Posted on May 17th, 2016
It could be because you have plantar fasciitis – an inflammatory condition of the foot. Plantar fasciitis is a very common condition that affects many people yearly. Generally only one foot is affected, however it can affect both. Research has shown that approximately 1 in 10 people will develop plantar fasciitis in their life. Plantar fasciitis is more common in young male athletes and middle aged obese females. It can be a very painful condition, however your physiotherapist will provide you with advice and education on how to manage and treat your condition.
The plantar fascia is a band of connective tissue that originates from the bottom of your heel and extends out towards your toes. The plantar fascia is made up of three segments and plays an important role in foot biomechanics. It provides support for the arch and also assists in shock absorption. It also helps to stabilise the foot and to reduce the tension on the ligaments and the neural structures of the foot.

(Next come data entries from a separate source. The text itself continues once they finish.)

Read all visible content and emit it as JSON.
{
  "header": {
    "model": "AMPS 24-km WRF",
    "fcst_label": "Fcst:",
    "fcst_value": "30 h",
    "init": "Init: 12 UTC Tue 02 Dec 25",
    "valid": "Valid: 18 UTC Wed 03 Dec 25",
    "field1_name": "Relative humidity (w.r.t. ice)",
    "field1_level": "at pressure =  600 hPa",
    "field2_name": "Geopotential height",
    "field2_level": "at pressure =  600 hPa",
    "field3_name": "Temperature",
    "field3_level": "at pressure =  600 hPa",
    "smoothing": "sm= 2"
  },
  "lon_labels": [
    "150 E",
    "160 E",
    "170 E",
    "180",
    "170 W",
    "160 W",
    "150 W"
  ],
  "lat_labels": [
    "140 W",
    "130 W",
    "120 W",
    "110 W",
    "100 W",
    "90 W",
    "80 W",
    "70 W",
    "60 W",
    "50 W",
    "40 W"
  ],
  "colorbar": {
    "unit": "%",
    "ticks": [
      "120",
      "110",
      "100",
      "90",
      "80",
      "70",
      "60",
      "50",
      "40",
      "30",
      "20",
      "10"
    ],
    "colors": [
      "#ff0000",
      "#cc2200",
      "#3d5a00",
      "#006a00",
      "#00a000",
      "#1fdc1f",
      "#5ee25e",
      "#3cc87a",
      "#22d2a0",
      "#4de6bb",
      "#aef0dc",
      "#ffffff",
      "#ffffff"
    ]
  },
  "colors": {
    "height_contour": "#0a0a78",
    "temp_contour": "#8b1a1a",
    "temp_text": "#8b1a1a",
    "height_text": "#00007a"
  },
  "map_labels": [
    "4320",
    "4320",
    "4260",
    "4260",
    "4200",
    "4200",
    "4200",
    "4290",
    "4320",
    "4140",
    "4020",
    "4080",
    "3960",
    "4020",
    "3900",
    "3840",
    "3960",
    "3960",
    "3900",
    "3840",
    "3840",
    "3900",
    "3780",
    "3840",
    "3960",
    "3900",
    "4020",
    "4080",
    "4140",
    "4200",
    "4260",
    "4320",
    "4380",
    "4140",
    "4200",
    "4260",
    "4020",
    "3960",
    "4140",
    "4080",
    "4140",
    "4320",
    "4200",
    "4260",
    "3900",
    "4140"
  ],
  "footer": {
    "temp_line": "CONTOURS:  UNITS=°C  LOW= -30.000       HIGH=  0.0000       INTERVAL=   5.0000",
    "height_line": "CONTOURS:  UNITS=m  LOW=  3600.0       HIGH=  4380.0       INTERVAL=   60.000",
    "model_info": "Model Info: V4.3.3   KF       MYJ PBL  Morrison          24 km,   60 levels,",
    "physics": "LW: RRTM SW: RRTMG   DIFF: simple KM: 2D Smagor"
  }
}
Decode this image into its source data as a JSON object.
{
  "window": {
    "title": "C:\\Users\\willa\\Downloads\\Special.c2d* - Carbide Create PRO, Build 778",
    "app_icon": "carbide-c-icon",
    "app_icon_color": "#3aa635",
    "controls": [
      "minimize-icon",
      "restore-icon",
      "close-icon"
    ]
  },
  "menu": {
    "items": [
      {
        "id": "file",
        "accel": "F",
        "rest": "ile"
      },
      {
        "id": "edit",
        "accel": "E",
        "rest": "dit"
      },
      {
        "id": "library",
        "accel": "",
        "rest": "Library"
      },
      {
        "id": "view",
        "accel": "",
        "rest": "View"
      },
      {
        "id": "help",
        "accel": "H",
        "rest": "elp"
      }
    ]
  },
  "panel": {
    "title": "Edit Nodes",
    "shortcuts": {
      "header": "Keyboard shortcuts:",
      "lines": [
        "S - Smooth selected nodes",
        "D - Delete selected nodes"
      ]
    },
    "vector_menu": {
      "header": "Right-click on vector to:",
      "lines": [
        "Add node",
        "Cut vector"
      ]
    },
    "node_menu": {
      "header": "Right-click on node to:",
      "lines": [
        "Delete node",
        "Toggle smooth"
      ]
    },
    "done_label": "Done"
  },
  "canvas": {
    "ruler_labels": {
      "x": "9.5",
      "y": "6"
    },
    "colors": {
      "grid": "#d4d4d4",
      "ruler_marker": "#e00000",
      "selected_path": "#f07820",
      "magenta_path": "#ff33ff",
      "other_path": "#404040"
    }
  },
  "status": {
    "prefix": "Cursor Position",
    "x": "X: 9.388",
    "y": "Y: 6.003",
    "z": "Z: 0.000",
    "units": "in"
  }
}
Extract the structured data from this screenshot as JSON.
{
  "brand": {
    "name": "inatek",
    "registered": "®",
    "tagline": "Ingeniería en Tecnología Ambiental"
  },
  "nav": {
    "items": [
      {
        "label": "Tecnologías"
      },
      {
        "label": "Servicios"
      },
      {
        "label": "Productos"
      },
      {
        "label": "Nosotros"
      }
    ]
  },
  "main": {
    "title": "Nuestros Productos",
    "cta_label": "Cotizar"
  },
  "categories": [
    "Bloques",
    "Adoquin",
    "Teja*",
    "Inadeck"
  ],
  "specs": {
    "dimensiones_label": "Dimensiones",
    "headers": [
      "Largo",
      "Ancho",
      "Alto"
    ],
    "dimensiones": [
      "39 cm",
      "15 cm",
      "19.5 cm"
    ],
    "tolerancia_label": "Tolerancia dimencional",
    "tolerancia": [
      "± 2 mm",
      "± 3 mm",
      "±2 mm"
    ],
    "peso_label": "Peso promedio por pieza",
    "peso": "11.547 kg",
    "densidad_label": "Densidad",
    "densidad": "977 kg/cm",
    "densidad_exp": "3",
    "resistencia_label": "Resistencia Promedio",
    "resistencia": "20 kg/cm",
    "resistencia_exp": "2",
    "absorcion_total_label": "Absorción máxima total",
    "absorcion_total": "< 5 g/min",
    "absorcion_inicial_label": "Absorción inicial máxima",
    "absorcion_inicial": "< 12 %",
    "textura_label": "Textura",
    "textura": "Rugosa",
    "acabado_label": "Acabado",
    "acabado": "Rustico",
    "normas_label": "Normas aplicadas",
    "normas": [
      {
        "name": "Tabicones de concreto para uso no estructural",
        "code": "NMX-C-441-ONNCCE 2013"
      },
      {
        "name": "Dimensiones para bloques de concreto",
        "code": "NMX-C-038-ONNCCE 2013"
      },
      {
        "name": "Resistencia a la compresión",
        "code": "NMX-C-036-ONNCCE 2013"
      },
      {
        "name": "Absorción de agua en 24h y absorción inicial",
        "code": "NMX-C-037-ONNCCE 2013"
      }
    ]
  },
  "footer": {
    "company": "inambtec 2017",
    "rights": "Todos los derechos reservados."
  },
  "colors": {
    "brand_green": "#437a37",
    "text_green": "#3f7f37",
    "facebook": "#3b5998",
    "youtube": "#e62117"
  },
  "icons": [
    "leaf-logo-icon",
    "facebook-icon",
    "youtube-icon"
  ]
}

• Gradual onset of pain
• Generally worse in the morning and decreases with movement
• Can ache after weight bearing activities e.g. walking
• Can become present during weight bearing if the condition has worsened
Your physiotherapist will assess your gait pattern, palpate the joints and muscles of the foot, and will assess your ability to control the muscles of the lower limb with a biomechanical assessment. This will enable us to determine if there is a weakness in any of the supporting muscles of the foot and ankle. From your assessment, your physiotherapist will be able to provide treatment and recommend a home exercise program tailored specifically for you.
Brukner, Peter., & Khan, Karim. (2012). Clinical Sports Medicine. NSW, Australia: McGraw –Hill Australia